▶ _DESCRIPTION OF THE TASK_
Present the following data again exactly as it is shown.

Stored items from a collection:
□ □ □ □ □ □ □
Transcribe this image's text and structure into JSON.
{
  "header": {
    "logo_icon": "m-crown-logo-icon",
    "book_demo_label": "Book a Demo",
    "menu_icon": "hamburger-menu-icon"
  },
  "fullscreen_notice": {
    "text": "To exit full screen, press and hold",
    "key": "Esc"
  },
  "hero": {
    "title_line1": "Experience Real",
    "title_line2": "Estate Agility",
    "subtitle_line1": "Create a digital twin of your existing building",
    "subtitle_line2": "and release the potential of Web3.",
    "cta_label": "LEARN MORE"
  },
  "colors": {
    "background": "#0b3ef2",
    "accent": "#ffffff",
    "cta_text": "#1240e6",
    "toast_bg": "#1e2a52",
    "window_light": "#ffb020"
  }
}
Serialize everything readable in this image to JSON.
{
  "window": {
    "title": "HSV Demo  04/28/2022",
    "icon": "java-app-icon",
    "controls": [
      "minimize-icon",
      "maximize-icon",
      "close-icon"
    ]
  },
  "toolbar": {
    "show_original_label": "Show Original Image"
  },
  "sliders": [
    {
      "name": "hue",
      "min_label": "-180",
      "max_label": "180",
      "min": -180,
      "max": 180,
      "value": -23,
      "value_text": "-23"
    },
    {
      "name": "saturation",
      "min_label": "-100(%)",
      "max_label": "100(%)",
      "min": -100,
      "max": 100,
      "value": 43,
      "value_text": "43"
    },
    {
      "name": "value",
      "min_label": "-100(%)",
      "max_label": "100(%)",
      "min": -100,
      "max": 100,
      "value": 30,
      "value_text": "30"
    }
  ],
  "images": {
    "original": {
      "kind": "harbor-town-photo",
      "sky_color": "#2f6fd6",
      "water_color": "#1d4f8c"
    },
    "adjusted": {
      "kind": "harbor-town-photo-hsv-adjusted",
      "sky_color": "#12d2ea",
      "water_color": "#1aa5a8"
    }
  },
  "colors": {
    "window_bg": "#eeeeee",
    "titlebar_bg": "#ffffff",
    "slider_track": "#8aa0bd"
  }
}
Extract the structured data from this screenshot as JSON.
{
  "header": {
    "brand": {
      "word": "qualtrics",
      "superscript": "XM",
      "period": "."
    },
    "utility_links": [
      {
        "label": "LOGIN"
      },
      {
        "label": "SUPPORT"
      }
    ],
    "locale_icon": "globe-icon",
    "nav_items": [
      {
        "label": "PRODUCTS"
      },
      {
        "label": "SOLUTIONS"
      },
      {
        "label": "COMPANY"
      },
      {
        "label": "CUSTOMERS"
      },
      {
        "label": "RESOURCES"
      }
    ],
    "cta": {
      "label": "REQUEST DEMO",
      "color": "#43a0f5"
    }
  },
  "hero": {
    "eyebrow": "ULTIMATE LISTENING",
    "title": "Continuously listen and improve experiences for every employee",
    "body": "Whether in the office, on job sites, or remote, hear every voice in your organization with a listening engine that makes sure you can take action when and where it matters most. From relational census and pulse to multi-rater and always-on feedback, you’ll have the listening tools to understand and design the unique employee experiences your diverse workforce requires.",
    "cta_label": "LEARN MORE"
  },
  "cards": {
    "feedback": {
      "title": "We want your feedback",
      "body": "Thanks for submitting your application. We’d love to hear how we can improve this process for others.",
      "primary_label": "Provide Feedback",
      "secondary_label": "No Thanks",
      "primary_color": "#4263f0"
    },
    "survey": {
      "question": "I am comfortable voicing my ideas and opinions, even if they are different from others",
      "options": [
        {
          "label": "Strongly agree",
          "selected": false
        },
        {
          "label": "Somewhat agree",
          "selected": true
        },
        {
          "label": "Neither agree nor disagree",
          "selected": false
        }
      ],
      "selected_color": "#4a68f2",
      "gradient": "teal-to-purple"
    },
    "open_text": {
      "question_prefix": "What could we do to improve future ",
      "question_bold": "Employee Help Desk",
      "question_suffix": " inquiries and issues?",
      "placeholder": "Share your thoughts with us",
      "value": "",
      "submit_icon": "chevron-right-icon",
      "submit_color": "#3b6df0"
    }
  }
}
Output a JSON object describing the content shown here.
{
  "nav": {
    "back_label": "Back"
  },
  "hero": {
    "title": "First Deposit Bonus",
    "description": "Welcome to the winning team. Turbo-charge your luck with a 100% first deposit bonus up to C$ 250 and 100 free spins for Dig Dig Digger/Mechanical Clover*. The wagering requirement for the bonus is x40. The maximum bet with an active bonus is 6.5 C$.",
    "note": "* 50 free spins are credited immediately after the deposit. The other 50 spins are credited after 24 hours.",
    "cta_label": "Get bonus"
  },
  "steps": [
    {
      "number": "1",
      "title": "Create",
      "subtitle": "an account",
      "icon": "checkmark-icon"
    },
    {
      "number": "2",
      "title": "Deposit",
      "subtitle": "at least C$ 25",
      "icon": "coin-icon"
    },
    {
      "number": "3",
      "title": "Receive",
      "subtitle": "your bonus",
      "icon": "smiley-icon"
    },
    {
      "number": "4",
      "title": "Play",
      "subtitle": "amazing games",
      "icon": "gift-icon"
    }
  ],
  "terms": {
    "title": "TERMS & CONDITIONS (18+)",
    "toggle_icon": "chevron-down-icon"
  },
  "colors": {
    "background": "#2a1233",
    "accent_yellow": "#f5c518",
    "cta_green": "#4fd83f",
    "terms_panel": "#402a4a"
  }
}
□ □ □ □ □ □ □
▶ _OUTPUT BELOW_
Transcribe this image's text and structure into JSON.
{
  "header": {
    "logo_icon": "m-crown-logo-icon",
    "book_demo_label": "Book a Demo",
    "menu_icon": "hamburger-menu-icon"
  },
  "fullscreen_notice": {
    "text": "To exit full screen, press and hold",
    "key": "Esc"
  },
  "hero": {
    "title_line1": "Experience Real",
    "title_line2": "Estate Agility",
    "subtitle_line1": "Create a digital twin of your existing building",
    "subtitle_line2": "and release the potential of Web3.",
    "cta_label": "LEARN MORE"
  },
  "colors": {
    "background": "#0b3ef2",
    "accent": "#ffffff",
    "cta_text": "#1240e6",
    "toast_bg": "#1e2a52",
    "window_light": "#ffb020"
  }
}
Serialize everything readable in this image to JSON.
{
  "window": {
    "title": "HSV Demo  04/28/2022",
    "icon": "java-app-icon",
    "controls": [
      "minimize-icon",
      "maximize-icon",
      "close-icon"
    ]
  },
  "toolbar": {
    "show_original_label": "Show Original Image"
  },
  "sliders": [
    {
      "name": "hue",
      "min_label": "-180",
      "max_label": "180",
      "min": -180,
      "max": 180,
      "value": -23,
      "value_text": "-23"
    },
    {
      "name": "saturation",
      "min_label": "-100(%)",
      "max_label": "100(%)",
      "min": -100,
      "max": 100,
      "value": 43,
      "value_text": "43"
    },
    {
      "name": "value",
      "min_label": "-100(%)",
      "max_label": "100(%)",
      "min": -100,
      "max": 100,
      "value": 30,
      "value_text": "30"
    }
  ],
  "images": {
    "original": {
      "kind": "harbor-town-photo",
      "sky_color": "#2f6fd6",
      "water_color": "#1d4f8c"
    },
    "adjusted": {
      "kind": "harbor-town-photo-hsv-adjusted",
      "sky_color": "#12d2ea",
      "water_color": "#1aa5a8"
    }
  },
  "colors": {
    "window_bg": "#eeeeee",
    "titlebar_bg": "#ffffff",
    "slider_track": "#8aa0bd"
  }
}
Extract the structured data from this screenshot as JSON.
{
  "header": {
    "brand": {
      "word": "qualtrics",
      "superscript": "XM",
      "period": "."
    },
    "utility_links": [
      {
        "label": "LOGIN"
      },
      {
        "label": "SUPPORT"
      }
    ],
    "locale_icon": "globe-icon",
    "nav_items": [
      {
        "label": "PRODUCTS"
      },
      {
        "label": "SOLUTIONS"
      },
      {
        "label": "COMPANY"
      },
      {
        "label": "CUSTOMERS"
      },
      {
        "label": "RESOURCES"
      }
    ],
    "cta": {
      "label": "REQUEST DEMO",
      "color": "#43a0f5"
    }
  },
  "hero": {
    "eyebrow": "ULTIMATE LISTENING",
    "title": "Continuously listen and improve experiences for every employee",
    "body": "Whether in the office, on job sites, or remote, hear every voice in your organization with a listening engine that makes sure you can take action when and where it matters most. From relational census and pulse to multi-rater and always-on feedback, you’ll have the listening tools to understand and design the unique employee experiences your diverse workforce requires.",
    "cta_label": "LEARN MORE"
  },
  "cards": {
    "feedback": {
      "title": "We want your feedback",
      "body": "Thanks for submitting your application. We’d love to hear how we can improve this process for others.",
      "primary_label": "Provide Feedback",
      "secondary_label": "No Thanks",
      "primary_color": "#4263f0"
    },
    "survey": {
      "question": "I am comfortable voicing my ideas and opinions, even if they are different from others",
      "options": [
        {
          "label": "Strongly agree",
          "selected": false
        },
        {
          "label": "Somewhat agree",
          "selected": true
        },
        {
          "label": "Neither agree nor disagree",
          "selected": false
        }
      ],
      "selected_color": "#4a68f2",
      "gradient": "teal-to-purple"
    },
    "open_text": {
      "question_prefix": "What could we do to improve future ",
      "question_bold": "Employee Help Desk",
      "question_suffix": " inquiries and issues?",
      "placeholder": "Share your thoughts with us",
      "value": "",
      "submit_icon": "chevron-right-icon",
      "submit_color": "#3b6df0"
    }
  }
}
Output a JSON object describing the content shown here.
{
  "nav": {
    "back_label": "Back"
  },
  "hero": {
    "title": "First Deposit Bonus",
    "description": "Welcome to the winning team. Turbo-charge your luck with a 100% first deposit bonus up to C$ 250 and 100 free spins for Dig Dig Digger/Mechanical Clover*. The wagering requirement for the bonus is x40. The maximum bet with an active bonus is 6.5 C$.",
    "note": "* 50 free spins are credited immediately after the deposit. The other 50 spins are credited after 24 hours.",
    "cta_label": "Get bonus"
  },
  "steps": [
    {
      "number": "1",
      "title": "Create",
      "subtitle": "an account",
      "icon": "checkmark-icon"
    },
    {
      "number": "2",
      "title": "Deposit",
      "subtitle": "at least C$ 25",
      "icon": "coin-icon"
    },
    {
      "number": "3",
      "title": "Receive",
      "subtitle": "your bonus",
      "icon": "smiley-icon"
    },
    {
      "number": "4",
      "title": "Play",
      "subtitle": "amazing games",
      "icon": "gift-icon"
    }
  ],
  "terms": {
    "title": "TERMS & CONDITIONS (18+)",
    "toggle_icon": "chevron-down-icon"
  },
  "colors": {
    "background": "#2a1233",
    "accent_yellow": "#f5c518",
    "cta_green": "#4fd83f",
    "terms_panel": "#402a4a"
  }
}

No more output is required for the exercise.